Easy access to clean water in Canada, specifically Vancouver, has caused individuals to use it more and think about it less. Despite the ongoing global water crisis, the majority of individuals in this region remain oblivious to how water scarcity would affect them because they are not yet experiencing it first-hand.
Unlike in parts of the world where access to water is less efficient or water supply is already scarce, people tend to be more conservative and resourceful when it comes to their consumption habits and methods, therefore minimizing their overall water footprint.
“By 2040, most of the world won’t have enough water to meet demand year-round. It’s either we find alternatives to producing or accessing this resource or simply, conserve and consume less of what we already have access to.”
“The World Water Crisis.” Explained, season 1, episode 19, Netflix, 12 Sep. 2018.
The current free-flowing shower system makes access to clean water extremely convenient, but because of this, people tend to use it more and think about it less.
Despite the ongoing global water crisis, individuals tend to take longer showers than necessary, and the free-flowing aspect makes it difficult for people to get a sense of how much water is actually being used.
The design opportunity first came to mind when I looked back at my move to Canada in 2017 as an international student. I noticed that clean water was so easily accessible to the point where I felt like I was taking it for granted. I was humbly reminded of my childhood in the Philippines, where water shortages were common and access to clean water was (or still is) a privilege.
Because of this, I wanted to explore ways that could make individuals more mindful of their water consumption — since this was a problem that I dealt with growing up and it is still an ongoing crisis all over the world.
Minimize usage 💧
Ensure that individuals are mindful of their consumption in the shower and develop a more conscious mindset towards water usage after using the app.
Make showering enjoyable 😌
Find an affordance for users to maintain an enjoyable shower experience while proving effectiveness in minimizing their water footprint in the shower.
Encourage continued use 🔁
Validate progress and accomplishment to increase satisfaction and value, encouraging individuals to continue product use.
“How might we utilize existing elements in peoples’ shower routines to increase their awareness of their water consumption habits while maintaining an enjoyable shower experience?”
Since this project heavily focuses on peoples’ behaviours in the shower, I went for a human-centered design approach, as I wanted to focus the process around two co-designers.
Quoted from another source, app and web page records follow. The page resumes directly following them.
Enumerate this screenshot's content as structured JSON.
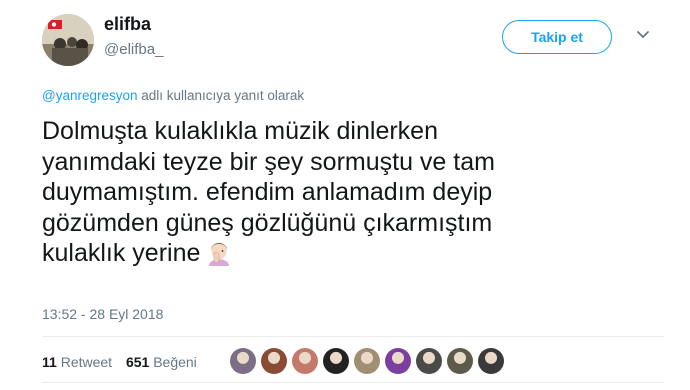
{
  "author": {
    "display_name": "elifba",
    "handle": "@elifba_"
  },
  "follow_button": {
    "label": "Takip et"
  },
  "reply_context": {
    "mention": "@yanregresyon",
    "suffix": " adlı kullanıcıya yanıt olarak"
  },
  "tweet": {
    "lines": [
      "Dolmuşta kulaklıkla müzik dinlerken",
      "yanımdaki teyze bir şey sormuştu ve tam",
      "duymamıştım. efendim anlamadım deyip",
      "gözümden güneş gözlüğünü çıkarmıştım",
      "kulaklık yerine"
    ],
    "emoji": "face-palm-woman-icon"
  },
  "timestamp": "13:52 - 28 Eyl 2018",
  "stats": {
    "retweets_count": "11",
    "retweets_label": "Retweet",
    "likes_count": "651",
    "likes_label": "Beğeni"
  },
  "likers": [
    {
      "name": "liker-avatar-1",
      "color": "#7a6f86"
    },
    {
      "name": "liker-avatar-2",
      "color": "#8a4a33"
    },
    {
      "name": "liker-avatar-3",
      "color": "#c47a6a"
    },
    {
      "name": "liker-avatar-4",
      "color": "#222222"
    },
    {
      "name": "liker-avatar-5",
      "color": "#a08f72"
    },
    {
      "name": "liker-avatar-6",
      "color": "#7b3fa0"
    },
    {
      "name": "liker-avatar-7",
      "color": "#4a4a4a"
    },
    {
      "name": "liker-avatar-8",
      "color": "#5d5a4a"
    },
    {
      "name": "liker-avatar-9",
      "color": "#3a3a3a"
    }
  ],
  "colors": {
    "accent": "#1da1f2",
    "text": "#14171a",
    "muted": "#657786",
    "divider": "#e6ecf0"
  }
}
I engaged with Margaret and Miguel through immersive research, user interviews, journey mapping, and user testing. The majority of my design decisions were based on the outcome of those, resulting in a highly collaborative design process.
Through immersive research and co-design, I designed Trickle, a mobile application that focuses on creating conscious experiences in the western shower system as a response to the ongoing global water crisis.
Trickle aims to heighten awareness towards peoples’ current water consumption habits, help them understand value, and encourage a change of behaviour, before it’s too late.
It is a mobile application that guides individuals through taking small, but over time, impactful steps towards reducing their water footprint, starting with the shower.
Minimize Water Usage
Trickle’s goal is to make individuals mindful of the time spent in the shower and have them consciously minimize their usage.
The application uses music as a medium to measure time, as it indicates consumption in a free-flowing shower system while ensuring that shower time can still be enjoyed.
Trickle can be used with any music app or streaming service, as it will play songs through the device’s control center.
Measure & Listen
The timer calculates amounts based on the duration of the songs that an individual listens to while they shower.
A countdown begins once the music starts, the individual is notified (either through sound tones or audio) when they reach certain points of their shower, and the music stops once the limit is reached. To avoid this disruption, they must stay within their limited amounts.
If the individual finishes before their timer ends, the timer will stop, but the music will keep playing for them to enjoy.
Make Saving Enjoyable
The reward system within the application enables individuals to occasionally extend their shower time as incentives for accomplishing water-saving goals.
These goals were designed to ensure that people continue to be mindful of their consumption in the shower, be encouraged to continue using only what they need, and have a conscious mindset towards water usage after using the app.
When the individual finishes their shower, they can view their totals, averages, and usage statistics within the app.
Trickle automatically sets recommended time limits based on the average water flow rate for a specific location. Individuals can also use a custom flow rate calculator within the app for more accuracy.
Test the embedded interactive prototype below or click the button to view the project book!